Data for the task:
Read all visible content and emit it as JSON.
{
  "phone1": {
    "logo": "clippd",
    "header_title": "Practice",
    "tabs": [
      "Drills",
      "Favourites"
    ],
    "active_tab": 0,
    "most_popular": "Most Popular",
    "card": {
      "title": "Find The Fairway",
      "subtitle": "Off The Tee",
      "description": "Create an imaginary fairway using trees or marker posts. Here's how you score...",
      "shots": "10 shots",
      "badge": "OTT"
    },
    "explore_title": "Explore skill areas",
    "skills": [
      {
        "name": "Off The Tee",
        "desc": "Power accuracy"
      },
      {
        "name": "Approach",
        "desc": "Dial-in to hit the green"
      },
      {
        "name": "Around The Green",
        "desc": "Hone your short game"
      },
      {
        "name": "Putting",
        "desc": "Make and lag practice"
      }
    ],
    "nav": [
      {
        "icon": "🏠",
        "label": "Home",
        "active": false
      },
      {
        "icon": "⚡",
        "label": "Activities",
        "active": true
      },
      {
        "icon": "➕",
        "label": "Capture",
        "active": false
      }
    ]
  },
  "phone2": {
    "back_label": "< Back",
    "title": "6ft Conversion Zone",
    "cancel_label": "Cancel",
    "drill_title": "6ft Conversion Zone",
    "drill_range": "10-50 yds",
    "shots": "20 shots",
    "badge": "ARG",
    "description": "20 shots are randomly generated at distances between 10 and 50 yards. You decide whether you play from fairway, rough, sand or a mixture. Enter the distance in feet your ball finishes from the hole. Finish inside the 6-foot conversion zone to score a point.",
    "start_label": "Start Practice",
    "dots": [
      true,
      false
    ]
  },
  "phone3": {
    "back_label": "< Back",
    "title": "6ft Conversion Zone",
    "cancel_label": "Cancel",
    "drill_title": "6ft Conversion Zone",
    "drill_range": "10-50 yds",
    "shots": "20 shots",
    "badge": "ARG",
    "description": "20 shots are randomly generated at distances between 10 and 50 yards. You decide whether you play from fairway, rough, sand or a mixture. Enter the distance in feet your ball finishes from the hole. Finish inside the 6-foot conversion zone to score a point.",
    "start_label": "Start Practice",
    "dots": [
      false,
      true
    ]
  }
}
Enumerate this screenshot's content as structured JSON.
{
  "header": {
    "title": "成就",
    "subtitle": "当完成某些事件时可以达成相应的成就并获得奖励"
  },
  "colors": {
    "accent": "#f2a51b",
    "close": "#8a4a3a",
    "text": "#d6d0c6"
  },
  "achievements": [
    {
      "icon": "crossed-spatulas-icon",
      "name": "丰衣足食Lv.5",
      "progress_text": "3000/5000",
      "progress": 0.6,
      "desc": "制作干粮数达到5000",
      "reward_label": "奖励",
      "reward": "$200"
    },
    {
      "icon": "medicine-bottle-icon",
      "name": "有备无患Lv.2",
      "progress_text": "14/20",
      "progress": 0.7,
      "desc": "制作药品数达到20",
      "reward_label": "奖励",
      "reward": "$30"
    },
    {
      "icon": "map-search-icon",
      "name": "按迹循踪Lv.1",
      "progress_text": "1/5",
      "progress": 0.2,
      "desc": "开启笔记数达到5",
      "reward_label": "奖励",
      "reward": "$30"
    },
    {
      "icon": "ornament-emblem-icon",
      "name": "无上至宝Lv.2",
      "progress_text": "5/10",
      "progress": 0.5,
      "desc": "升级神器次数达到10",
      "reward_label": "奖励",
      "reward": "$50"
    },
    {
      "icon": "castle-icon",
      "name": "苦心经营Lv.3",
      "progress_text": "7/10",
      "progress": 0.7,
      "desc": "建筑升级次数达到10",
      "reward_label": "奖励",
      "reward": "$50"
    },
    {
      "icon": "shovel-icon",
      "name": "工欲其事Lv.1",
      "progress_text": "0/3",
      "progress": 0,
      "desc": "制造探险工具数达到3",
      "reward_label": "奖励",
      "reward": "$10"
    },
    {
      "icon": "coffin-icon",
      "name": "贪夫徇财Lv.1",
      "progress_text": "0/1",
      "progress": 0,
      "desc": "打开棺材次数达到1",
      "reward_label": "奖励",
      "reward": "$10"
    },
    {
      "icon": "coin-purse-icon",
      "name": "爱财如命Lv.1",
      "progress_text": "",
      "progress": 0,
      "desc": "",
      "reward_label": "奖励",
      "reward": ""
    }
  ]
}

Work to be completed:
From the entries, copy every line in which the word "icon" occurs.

Task result:
        "icon": "🏠",
        "icon": "⚡",
        "icon": "➕",
      "icon": "crossed-spatulas-icon",
      "icon": "medicine-bottle-icon",
      "icon": "map-search-icon",
      "icon": "ornament-emblem-icon",
      "icon": "castle-icon",
      "icon": "shovel-icon",
      "icon": "coffin-icon",
      "icon": "coin-purse-icon",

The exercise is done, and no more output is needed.